    I was waitin for someone to mention Ridley Scott. Too bad Tony’s gone, I love his movies but I think his style would clash with what’s expected of a Bond film. Ridley’s very adaptable, his Bond would be interesting. A safe choice of course would be Vaughn or Ritchie, but like was mentioned above I would be beyond excited if Edgar Wright got the job. Scott Pilgrim is one of my all time favorites and I can’t wait for him to finish his red white and blue trilogy.

    Also it was mentioned earlier about John Barry scoring Incredibles. Michael Kamen was also involved, but passed away. The two had worked together before on Iron Giant. But I’m still very pleased with Giacchino’s score. He would be great to get to score the next Bond(s). If they can get another frequent Pixar composer, why not him?

  17. Tom Haggas

    Danny Boyle would be great, but he’s pushing forward with Trainspotting 2, so it seems unlikely at this point.

  18. Scott

    Oops, you’re right. In Bonds 50 years there has been one non British director. Considering himself Swiss, he is the first non-Commonwealth director to helm an Eon-produced Bond film. But considering how that turned out I don’t think the
    Broccoli’s will venture down that road again.

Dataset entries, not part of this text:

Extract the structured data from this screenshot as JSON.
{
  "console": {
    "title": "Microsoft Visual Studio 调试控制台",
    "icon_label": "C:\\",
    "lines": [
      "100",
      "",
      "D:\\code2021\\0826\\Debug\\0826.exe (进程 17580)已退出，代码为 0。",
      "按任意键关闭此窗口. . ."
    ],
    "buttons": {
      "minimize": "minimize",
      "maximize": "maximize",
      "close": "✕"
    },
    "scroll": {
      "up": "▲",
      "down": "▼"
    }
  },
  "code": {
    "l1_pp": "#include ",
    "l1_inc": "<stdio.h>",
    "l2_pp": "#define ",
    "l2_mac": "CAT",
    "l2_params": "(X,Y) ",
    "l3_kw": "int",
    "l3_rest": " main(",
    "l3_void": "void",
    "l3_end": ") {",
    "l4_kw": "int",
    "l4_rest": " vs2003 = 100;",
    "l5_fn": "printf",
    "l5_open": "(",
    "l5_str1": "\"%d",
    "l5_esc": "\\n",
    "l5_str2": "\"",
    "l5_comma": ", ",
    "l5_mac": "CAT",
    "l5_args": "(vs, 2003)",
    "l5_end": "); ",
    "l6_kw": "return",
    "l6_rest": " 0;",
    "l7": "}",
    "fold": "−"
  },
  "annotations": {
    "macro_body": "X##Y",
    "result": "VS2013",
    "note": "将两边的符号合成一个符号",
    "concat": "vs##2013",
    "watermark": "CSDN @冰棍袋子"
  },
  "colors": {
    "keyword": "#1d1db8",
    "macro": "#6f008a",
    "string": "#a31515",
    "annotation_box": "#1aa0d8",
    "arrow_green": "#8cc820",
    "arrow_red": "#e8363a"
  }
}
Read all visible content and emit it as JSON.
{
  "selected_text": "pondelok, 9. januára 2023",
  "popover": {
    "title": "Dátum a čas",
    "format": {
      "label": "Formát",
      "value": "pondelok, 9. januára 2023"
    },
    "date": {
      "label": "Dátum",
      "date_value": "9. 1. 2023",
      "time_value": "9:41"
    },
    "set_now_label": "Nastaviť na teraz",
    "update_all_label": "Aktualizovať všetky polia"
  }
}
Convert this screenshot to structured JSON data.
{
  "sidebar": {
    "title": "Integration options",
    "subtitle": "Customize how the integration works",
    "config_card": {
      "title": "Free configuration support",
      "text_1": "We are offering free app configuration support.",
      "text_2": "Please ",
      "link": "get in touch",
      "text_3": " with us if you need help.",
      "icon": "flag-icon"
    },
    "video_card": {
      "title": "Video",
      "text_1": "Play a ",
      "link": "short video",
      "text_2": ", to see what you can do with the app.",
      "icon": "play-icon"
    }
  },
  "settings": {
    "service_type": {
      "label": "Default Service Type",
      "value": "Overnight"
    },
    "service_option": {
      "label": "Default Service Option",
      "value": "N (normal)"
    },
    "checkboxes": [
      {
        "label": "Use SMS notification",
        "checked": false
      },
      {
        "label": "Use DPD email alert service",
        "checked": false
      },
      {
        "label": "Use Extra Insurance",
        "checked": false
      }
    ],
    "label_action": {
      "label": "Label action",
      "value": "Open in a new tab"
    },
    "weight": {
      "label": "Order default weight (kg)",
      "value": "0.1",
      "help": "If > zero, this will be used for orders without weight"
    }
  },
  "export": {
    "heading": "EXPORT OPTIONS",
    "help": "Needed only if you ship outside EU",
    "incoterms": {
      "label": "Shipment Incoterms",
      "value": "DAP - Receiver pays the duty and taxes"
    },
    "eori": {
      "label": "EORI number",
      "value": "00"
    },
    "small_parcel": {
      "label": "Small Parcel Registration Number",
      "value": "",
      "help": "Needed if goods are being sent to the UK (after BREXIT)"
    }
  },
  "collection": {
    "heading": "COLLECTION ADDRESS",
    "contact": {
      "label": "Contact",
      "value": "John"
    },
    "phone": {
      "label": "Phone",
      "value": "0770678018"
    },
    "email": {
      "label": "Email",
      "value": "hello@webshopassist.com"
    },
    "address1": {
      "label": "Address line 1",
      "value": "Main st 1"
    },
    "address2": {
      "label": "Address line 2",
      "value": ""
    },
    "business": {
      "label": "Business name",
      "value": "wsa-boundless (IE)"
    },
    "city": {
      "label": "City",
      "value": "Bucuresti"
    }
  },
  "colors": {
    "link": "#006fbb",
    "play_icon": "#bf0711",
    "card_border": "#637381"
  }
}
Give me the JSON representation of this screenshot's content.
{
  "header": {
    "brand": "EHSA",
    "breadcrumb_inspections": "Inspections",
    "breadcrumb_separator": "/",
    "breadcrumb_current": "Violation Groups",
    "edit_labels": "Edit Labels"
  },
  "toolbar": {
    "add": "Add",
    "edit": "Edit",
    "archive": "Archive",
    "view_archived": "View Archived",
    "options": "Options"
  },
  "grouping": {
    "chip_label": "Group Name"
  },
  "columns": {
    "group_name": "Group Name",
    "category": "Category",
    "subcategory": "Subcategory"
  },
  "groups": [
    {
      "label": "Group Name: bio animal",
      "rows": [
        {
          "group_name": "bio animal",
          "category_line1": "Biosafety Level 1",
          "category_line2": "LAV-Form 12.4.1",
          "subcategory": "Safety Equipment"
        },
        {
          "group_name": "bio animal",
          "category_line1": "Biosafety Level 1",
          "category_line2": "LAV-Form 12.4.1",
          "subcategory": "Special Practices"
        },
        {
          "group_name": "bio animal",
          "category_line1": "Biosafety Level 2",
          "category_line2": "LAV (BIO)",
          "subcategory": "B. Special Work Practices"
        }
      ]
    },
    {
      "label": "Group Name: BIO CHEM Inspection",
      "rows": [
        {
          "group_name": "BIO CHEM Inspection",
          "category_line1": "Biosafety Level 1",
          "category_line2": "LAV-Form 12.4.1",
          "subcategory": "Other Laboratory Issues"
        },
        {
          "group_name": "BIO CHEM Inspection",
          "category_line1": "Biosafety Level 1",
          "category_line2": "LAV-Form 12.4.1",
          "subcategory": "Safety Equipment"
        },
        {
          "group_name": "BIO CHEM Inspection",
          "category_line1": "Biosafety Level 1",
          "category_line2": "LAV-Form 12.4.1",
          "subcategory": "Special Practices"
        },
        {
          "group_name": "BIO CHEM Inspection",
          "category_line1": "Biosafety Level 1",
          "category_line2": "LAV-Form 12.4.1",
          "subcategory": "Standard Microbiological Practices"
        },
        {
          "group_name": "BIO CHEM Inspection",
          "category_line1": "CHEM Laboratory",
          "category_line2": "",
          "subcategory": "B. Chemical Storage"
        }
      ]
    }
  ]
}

  19. Scott

    The grumbling and what is considered to be one of the worst Bond films to date is exactly what I’m talking about. If gross is your measurement of a successful Bond film then I nominate Micheal Bay.

    • Josh Zyber
      Author

      Quantum of Solace was a mild disappointment, especially coming off the much-superior Casino Royale, but to call it “one of the worst Bond films to date” is ridiculous hyperbole. Have you never seen Die Another Day, or A View to a Kill, or Diamonds Are Forever, or Moonraker? There’s absolutely no comparison there.